Please note, no scale can do more than get you in the right ballpark. Every cartridge is unique. Final tweaking of VTF (and some other setup parameters) can only be accomplished by listening. This sort of tweaking can wait until you get more used to the sound and more comfortable with delicate adjustments.

Until then, be *certain* that your stylus is not mistracking (and ruining your records) by operating the Benz near the upper end of its recommended range. Running with VTF too low has trashed more records than all other causes combined. Pay special attention when playing the inner grooves of tough-to-track LPs. That's where mistracking is most likely. If you hear that "crackling" or "fuzziness" again, STOP playing and increase VTF and/or anti-skating until it goes away.

Oh... and have fun!
Thanks a lot for the detailed thoughts. As I also explained to the poor guy I bought the cartridge from, this is my first time ever playing around with a cartridge of this caliber. I was initially concerned that I was putting too much tracking force on it...but, as you elucidated, one has to trust ones ears at some point in the process.

Thanks to both of you for pointing out the distinction between noise and distortion...makes perfect sense. It seems that what I was hearing was the needle lightly leaving the surface of the groove, and likely damaging that particular Beatles album. Luckily, I did catch it quickly and the record subsequently sounds great.
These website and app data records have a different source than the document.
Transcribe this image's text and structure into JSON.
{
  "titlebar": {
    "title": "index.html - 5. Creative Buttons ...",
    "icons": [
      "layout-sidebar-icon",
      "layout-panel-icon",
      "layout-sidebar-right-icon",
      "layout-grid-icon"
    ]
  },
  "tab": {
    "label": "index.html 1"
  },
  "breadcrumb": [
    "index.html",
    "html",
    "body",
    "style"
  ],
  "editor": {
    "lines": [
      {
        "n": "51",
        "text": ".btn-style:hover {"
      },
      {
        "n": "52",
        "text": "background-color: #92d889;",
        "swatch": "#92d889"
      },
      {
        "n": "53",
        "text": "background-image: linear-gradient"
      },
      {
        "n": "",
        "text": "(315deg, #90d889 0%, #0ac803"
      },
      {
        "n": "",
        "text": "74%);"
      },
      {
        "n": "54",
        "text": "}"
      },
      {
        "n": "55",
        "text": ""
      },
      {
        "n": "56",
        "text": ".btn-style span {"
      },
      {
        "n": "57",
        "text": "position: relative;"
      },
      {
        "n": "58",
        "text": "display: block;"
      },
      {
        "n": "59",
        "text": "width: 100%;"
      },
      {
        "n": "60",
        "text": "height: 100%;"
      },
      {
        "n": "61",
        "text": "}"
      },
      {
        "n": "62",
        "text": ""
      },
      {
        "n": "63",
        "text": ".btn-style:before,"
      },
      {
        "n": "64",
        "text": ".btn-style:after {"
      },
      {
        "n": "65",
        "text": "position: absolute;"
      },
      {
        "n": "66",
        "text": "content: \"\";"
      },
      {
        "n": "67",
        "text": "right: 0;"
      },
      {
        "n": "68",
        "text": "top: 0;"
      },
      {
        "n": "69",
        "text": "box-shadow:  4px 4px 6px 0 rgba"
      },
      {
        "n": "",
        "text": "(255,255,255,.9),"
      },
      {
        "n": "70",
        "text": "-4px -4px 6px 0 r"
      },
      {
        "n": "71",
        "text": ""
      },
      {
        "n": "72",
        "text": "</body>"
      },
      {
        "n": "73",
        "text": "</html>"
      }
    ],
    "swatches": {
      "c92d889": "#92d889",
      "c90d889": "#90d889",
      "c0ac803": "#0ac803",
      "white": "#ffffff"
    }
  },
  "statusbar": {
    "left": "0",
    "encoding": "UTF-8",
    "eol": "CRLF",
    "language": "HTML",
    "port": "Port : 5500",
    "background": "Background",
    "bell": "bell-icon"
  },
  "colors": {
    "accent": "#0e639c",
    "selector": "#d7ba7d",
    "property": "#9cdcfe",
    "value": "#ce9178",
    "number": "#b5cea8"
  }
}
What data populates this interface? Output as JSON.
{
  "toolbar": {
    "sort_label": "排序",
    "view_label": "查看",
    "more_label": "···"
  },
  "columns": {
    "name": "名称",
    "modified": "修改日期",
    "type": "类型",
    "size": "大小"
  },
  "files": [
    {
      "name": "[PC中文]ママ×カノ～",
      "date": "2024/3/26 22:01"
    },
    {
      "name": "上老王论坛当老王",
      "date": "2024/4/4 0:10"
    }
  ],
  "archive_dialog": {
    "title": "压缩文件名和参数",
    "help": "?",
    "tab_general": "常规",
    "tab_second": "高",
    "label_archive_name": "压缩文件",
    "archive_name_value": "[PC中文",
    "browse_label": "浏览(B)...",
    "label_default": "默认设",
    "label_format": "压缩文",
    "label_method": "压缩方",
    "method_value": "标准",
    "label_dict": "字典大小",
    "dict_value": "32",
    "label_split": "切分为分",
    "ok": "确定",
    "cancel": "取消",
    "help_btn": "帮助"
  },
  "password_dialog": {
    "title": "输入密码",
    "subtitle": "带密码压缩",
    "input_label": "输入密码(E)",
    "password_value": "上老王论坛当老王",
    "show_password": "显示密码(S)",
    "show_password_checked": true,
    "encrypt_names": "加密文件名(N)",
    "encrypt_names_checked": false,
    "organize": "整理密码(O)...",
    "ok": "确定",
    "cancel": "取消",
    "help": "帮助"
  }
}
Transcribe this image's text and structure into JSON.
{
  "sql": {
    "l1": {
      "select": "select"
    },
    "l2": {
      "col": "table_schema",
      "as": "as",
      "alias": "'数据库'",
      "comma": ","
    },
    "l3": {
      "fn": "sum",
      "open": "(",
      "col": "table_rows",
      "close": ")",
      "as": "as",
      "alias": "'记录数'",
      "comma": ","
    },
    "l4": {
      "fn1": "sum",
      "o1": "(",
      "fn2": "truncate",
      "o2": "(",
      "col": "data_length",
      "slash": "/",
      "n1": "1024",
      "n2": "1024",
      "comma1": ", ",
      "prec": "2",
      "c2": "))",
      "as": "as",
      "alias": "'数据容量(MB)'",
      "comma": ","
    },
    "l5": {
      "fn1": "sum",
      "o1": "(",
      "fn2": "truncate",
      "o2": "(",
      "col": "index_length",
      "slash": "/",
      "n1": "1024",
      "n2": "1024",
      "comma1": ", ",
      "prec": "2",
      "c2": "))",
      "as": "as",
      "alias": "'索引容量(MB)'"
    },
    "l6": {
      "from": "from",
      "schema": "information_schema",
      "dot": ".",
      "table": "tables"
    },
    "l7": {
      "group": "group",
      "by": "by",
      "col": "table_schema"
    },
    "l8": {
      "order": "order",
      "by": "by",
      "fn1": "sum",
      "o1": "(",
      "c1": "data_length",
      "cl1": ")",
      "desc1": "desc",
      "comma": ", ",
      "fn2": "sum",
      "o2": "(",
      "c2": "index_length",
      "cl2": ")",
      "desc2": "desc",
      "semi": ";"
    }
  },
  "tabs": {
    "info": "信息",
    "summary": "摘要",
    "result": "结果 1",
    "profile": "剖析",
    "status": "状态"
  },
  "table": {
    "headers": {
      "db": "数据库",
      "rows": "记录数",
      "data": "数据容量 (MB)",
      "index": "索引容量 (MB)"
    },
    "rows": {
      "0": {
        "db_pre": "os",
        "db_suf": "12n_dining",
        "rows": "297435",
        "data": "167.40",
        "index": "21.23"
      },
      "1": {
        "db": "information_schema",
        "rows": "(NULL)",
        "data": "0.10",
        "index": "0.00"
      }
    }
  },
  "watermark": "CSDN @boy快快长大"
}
I spent last night in listening bliss...the cartridge now reveals all kinds of new things in records I have listened to several times in the past. Quite a bargain, when you consider that my entire record collection is now brand new to me.
Well, I'm glad you got everything sorted out. Now, all you need is a decent phono stage. :)
perhaps the next upgrade....the system can always sound better! That's what drives us. That, and maybe some level of insanity, as well
i have tracked all of the benz's i've had ( H20, rubyH, ruby3, ebony, LPS) at max or above max recommended tracking force, typically around 2.5gms.
you will find the soundstage huge and deep defined bass if you track heavier.
Well, if I'd known it was just a Beatles album...